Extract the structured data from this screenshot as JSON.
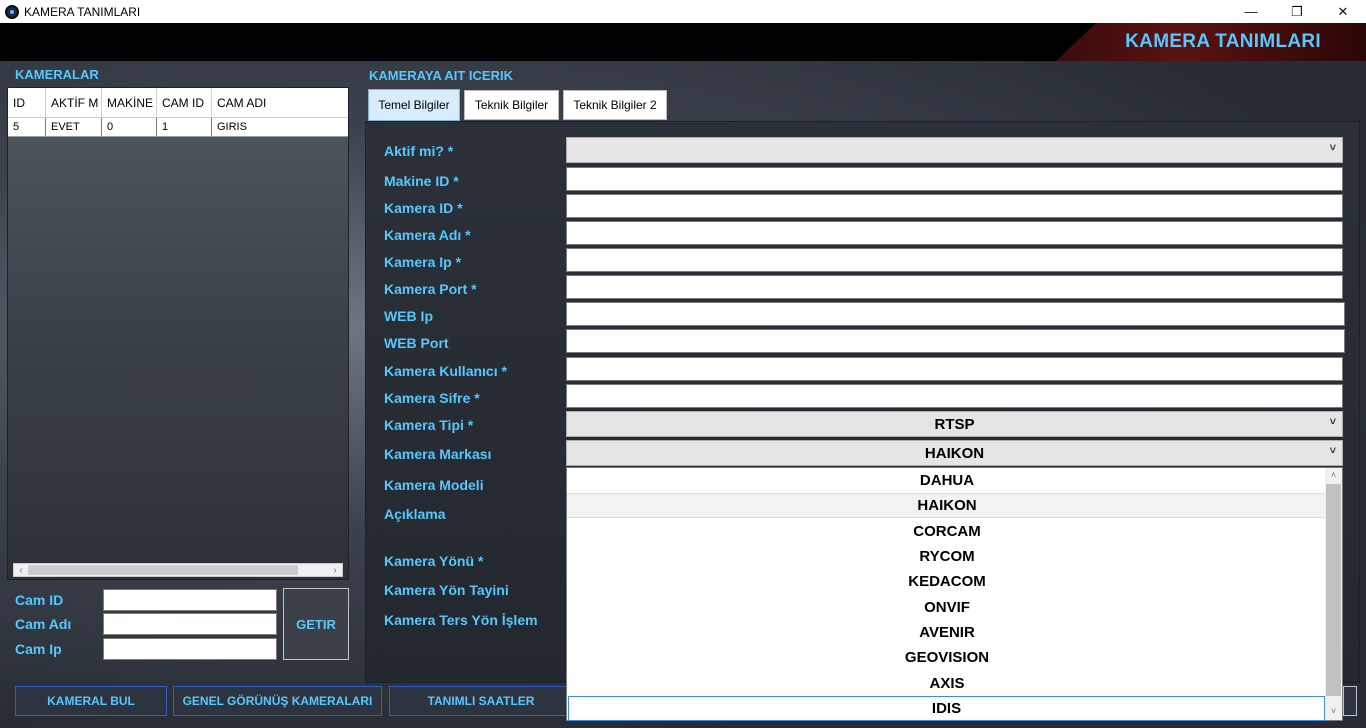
{
  "window": {
    "title": "KAMERA TANIMLARI",
    "controls": {
      "minimize": "—",
      "restore": "❐",
      "close": "✕"
    }
  },
  "header": {
    "title": "KAMERA TANIMLARI"
  },
  "left": {
    "section_title": "KAMERALAR",
    "grid": {
      "columns": [
        "ID",
        "AKTİF M",
        "MAKİNE",
        "CAM ID",
        "CAM ADI"
      ],
      "rows": [
        [
          "5",
          "EVET",
          "0",
          "1",
          "GIRIS"
        ]
      ]
    },
    "search": {
      "cam_id_label": "Cam ID",
      "cam_adi_label": "Cam Adı",
      "cam_ip_label": "Cam Ip",
      "getir_button": "GETIR"
    }
  },
  "bottom_buttons": [
    "KAMERAL BUL",
    "GENEL GÖRÜNÜŞ KAMERALARI",
    "TANIMLI SAATLER"
  ],
  "right": {
    "section_title": "KAMERAYA AIT ICERIK",
    "tabs": [
      "Temel Bilgiler",
      "Teknik Bilgiler",
      "Teknik Bilgiler 2"
    ],
    "fields": {
      "aktif_mi": "Aktif mi? *",
      "makine_id": "Makine ID *",
      "kamera_id": "Kamera ID *",
      "kamera_adi": "Kamera Adı *",
      "kamera_ip": "Kamera Ip *",
      "kamera_port": "Kamera Port *",
      "web_ip": "WEB Ip",
      "web_port": "WEB Port",
      "kamera_kullanici": "Kamera Kullanıcı *",
      "kamera_sifre": "Kamera Sifre *",
      "kamera_tipi": "Kamera Tipi *",
      "kamera_markasi": "Kamera Markası",
      "kamera_modeli": "Kamera Modeli",
      "aciklama": "Açıklama",
      "kamera_yonu": "Kamera Yönü *",
      "kamera_yon_tayini": "Kamera Yön Tayini",
      "kamera_ters_yon": "Kamera Ters Yön İşlem"
    },
    "values": {
      "aktif_mi": "",
      "kamera_tipi": "RTSP",
      "kamera_markasi": "HAIKON"
    },
    "marka_options": [
      "DAHUA",
      "HAIKON",
      "CORCAM",
      "RYCOM",
      "KEDACOM",
      "ONVIF",
      "AVENIR",
      "GEOVISION",
      "AXIS",
      "IDIS"
    ],
    "marka_selected": "HAIKON"
  }
}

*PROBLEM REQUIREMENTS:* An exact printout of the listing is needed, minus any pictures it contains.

*FINISHED EXERCISE:*
Extract the structured data from this screenshot as JSON.
{
  "window": {
    "title": "KAMERA TANIMLARI",
    "controls": {
      "minimize": "—",
      "restore": "❐",
      "close": "✕"
    }
  },
  "header": {
    "title": "KAMERA TANIMLARI"
  },
  "left": {
    "section_title": "KAMERALAR",
    "grid": {
      "columns": [
        "ID",
        "AKTİF M",
        "MAKİNE",
        "CAM ID",
        "CAM ADI"
      ],
      "rows": [
        [
          "5",
          "EVET",
          "0",
          "1",
          "GIRIS"
        ]
      ]
    },
    "search": {
      "cam_id_label": "Cam ID",
      "cam_adi_label": "Cam Adı",
      "cam_ip_label": "Cam Ip",
      "getir_button": "GETIR"
    }
  },
  "bottom_buttons": [
    "KAMERAL BUL",
    "GENEL GÖRÜNÜŞ KAMERALARI",
    "TANIMLI SAATLER"
  ],
  "right": {
    "section_title": "KAMERAYA AIT ICERIK",
    "tabs": [
      "Temel Bilgiler",
      "Teknik Bilgiler",
      "Teknik Bilgiler 2"
    ],
    "fields": {
      "aktif_mi": "Aktif mi? *",
      "makine_id": "Makine ID *",
      "kamera_id": "Kamera ID *",
      "kamera_adi": "Kamera Adı *",
      "kamera_ip": "Kamera Ip *",
      "kamera_port": "Kamera Port *",
      "web_ip": "WEB Ip",
      "web_port": "WEB Port",
      "kamera_kullanici": "Kamera Kullanıcı *",
      "kamera_sifre": "Kamera Sifre *",
      "kamera_tipi": "Kamera Tipi *",
      "kamera_markasi": "Kamera Markası",
      "kamera_modeli": "Kamera Modeli",
      "aciklama": "Açıklama",
      "kamera_yonu": "Kamera Yönü *",
      "kamera_yon_tayini": "Kamera Yön Tayini",
      "kamera_ters_yon": "Kamera Ters Yön İşlem"
    },
    "values": {
      "aktif_mi": "",
      "kamera_tipi": "RTSP",
      "kamera_markasi": "HAIKON"
    },
    "marka_options": [
      "DAHUA",
      "HAIKON",
      "CORCAM",
      "RYCOM",
      "KEDACOM",
      "ONVIF",
      "AVENIR",
      "GEOVISION",
      "AXIS",
      "IDIS"
    ],
    "marka_selected": "HAIKON"
  }
}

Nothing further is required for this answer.